Element data from apps and pages
------------------------------

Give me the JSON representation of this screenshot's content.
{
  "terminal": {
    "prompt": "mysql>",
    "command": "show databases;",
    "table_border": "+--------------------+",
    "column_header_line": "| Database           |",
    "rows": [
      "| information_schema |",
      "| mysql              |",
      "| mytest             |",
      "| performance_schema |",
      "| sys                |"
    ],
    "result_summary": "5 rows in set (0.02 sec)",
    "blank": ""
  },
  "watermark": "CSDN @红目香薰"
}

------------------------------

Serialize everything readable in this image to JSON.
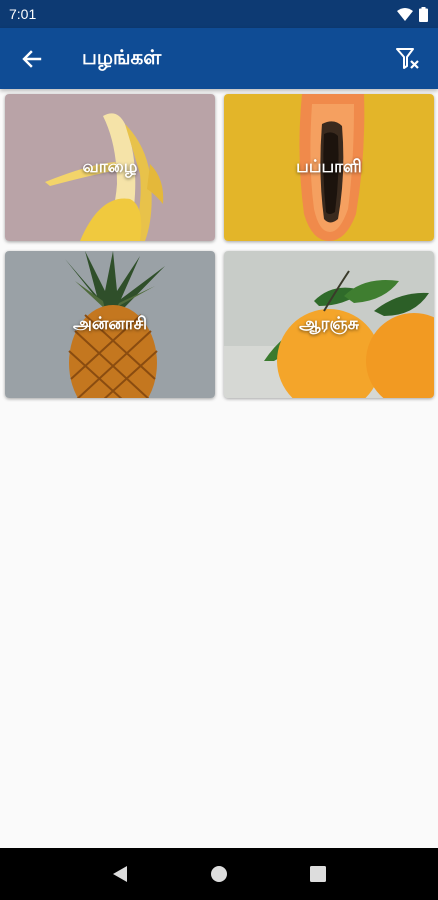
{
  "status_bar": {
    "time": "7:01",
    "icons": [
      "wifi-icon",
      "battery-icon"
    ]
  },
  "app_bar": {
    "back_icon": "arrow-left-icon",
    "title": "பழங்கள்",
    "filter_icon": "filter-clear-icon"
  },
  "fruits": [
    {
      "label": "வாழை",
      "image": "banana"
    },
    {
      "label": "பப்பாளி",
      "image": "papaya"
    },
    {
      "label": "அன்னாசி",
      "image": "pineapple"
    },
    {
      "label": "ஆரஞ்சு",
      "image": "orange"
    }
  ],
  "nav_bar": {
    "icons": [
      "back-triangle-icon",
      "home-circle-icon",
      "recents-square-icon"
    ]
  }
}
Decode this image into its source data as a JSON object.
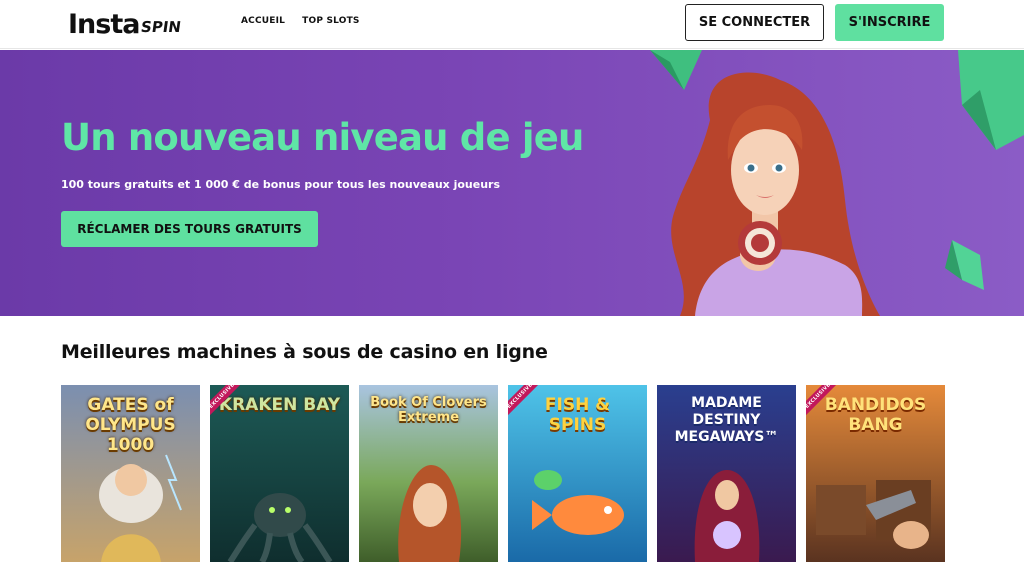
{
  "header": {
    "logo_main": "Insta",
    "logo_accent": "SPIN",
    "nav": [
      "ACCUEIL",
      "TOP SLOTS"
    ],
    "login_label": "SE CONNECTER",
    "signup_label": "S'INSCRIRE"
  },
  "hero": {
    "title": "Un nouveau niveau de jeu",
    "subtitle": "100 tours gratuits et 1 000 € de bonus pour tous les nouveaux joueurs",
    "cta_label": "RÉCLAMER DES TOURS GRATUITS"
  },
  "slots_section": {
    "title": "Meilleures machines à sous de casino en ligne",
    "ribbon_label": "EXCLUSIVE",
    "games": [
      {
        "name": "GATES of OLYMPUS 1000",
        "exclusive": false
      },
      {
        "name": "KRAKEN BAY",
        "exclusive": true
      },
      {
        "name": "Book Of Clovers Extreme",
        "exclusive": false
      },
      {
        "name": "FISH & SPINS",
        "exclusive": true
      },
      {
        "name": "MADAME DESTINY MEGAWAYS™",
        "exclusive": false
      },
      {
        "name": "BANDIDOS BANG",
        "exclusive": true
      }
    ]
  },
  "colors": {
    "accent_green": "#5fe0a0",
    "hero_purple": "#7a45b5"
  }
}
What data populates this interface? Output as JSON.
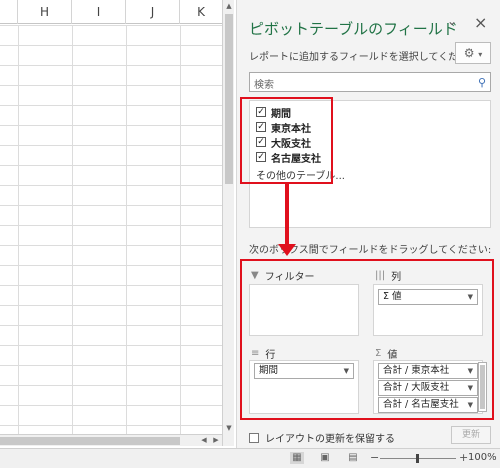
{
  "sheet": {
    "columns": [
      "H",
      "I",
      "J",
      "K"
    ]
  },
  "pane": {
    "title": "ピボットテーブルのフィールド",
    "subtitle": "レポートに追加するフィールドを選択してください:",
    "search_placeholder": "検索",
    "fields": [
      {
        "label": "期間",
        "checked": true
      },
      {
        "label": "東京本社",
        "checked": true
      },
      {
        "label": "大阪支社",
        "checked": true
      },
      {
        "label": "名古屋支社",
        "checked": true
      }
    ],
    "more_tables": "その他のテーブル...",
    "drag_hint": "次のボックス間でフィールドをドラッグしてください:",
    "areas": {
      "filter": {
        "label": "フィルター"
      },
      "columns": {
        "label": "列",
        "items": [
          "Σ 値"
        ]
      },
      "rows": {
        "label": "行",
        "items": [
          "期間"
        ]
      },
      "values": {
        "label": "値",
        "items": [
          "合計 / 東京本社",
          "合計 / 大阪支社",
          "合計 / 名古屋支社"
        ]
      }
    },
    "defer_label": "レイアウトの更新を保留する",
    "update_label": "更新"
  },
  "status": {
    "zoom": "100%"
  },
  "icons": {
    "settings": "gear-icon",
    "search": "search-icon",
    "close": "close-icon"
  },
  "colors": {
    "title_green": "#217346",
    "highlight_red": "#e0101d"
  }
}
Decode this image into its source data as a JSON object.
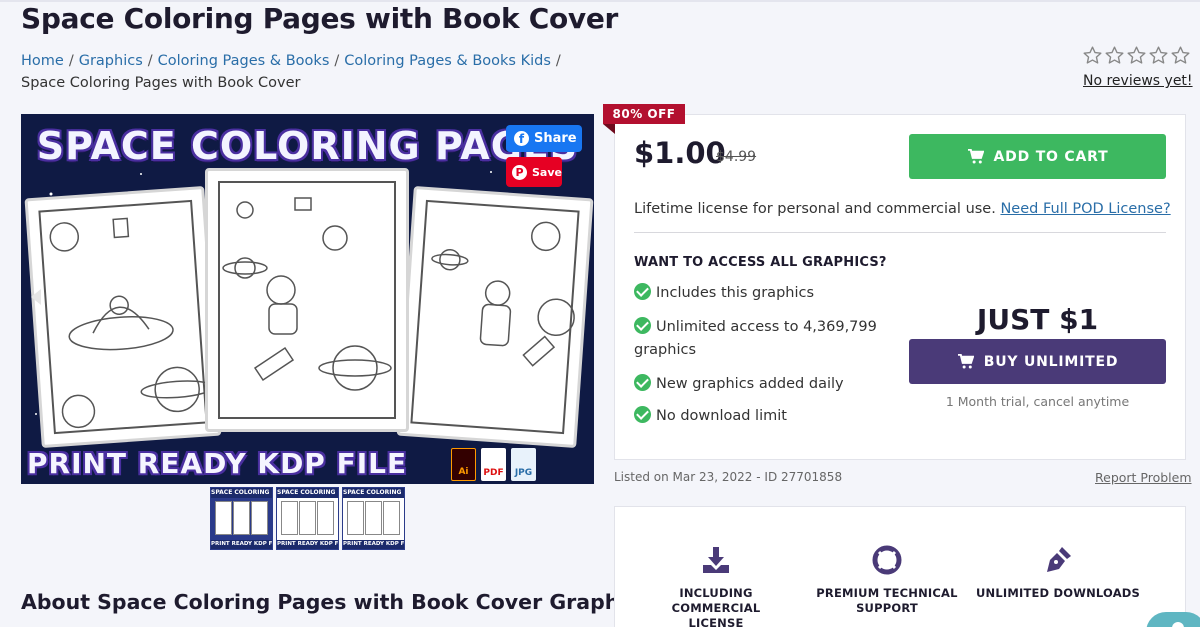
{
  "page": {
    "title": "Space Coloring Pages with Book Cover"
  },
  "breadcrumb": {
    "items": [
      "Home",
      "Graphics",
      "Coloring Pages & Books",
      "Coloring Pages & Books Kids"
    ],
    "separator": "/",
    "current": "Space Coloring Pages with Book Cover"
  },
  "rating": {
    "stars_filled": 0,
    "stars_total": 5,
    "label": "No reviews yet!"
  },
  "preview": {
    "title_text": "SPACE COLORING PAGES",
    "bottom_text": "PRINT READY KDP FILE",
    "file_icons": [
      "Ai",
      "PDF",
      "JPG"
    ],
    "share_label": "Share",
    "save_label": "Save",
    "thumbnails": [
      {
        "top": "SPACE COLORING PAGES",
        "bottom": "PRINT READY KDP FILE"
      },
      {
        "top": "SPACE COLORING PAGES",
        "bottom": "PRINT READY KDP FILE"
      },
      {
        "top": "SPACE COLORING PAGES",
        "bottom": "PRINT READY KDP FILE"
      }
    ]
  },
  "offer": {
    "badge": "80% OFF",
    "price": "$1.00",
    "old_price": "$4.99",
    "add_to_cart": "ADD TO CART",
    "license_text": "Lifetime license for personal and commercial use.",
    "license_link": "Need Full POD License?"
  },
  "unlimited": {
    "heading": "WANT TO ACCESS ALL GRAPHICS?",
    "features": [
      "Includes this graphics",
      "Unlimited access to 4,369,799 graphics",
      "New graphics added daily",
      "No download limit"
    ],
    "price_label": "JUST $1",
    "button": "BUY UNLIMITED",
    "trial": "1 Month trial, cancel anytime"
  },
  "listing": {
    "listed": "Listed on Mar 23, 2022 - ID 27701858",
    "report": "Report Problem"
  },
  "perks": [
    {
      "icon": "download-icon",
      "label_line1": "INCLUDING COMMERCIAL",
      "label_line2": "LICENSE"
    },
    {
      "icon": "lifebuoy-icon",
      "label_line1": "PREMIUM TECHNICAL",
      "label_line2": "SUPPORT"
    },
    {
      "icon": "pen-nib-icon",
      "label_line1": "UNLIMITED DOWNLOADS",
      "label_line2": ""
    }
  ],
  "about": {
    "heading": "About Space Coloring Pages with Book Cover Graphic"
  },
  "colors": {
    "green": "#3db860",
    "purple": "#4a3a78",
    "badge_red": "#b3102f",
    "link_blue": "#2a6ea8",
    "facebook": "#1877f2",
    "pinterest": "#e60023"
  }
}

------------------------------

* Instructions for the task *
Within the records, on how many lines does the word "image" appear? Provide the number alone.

* Exercise answer *
7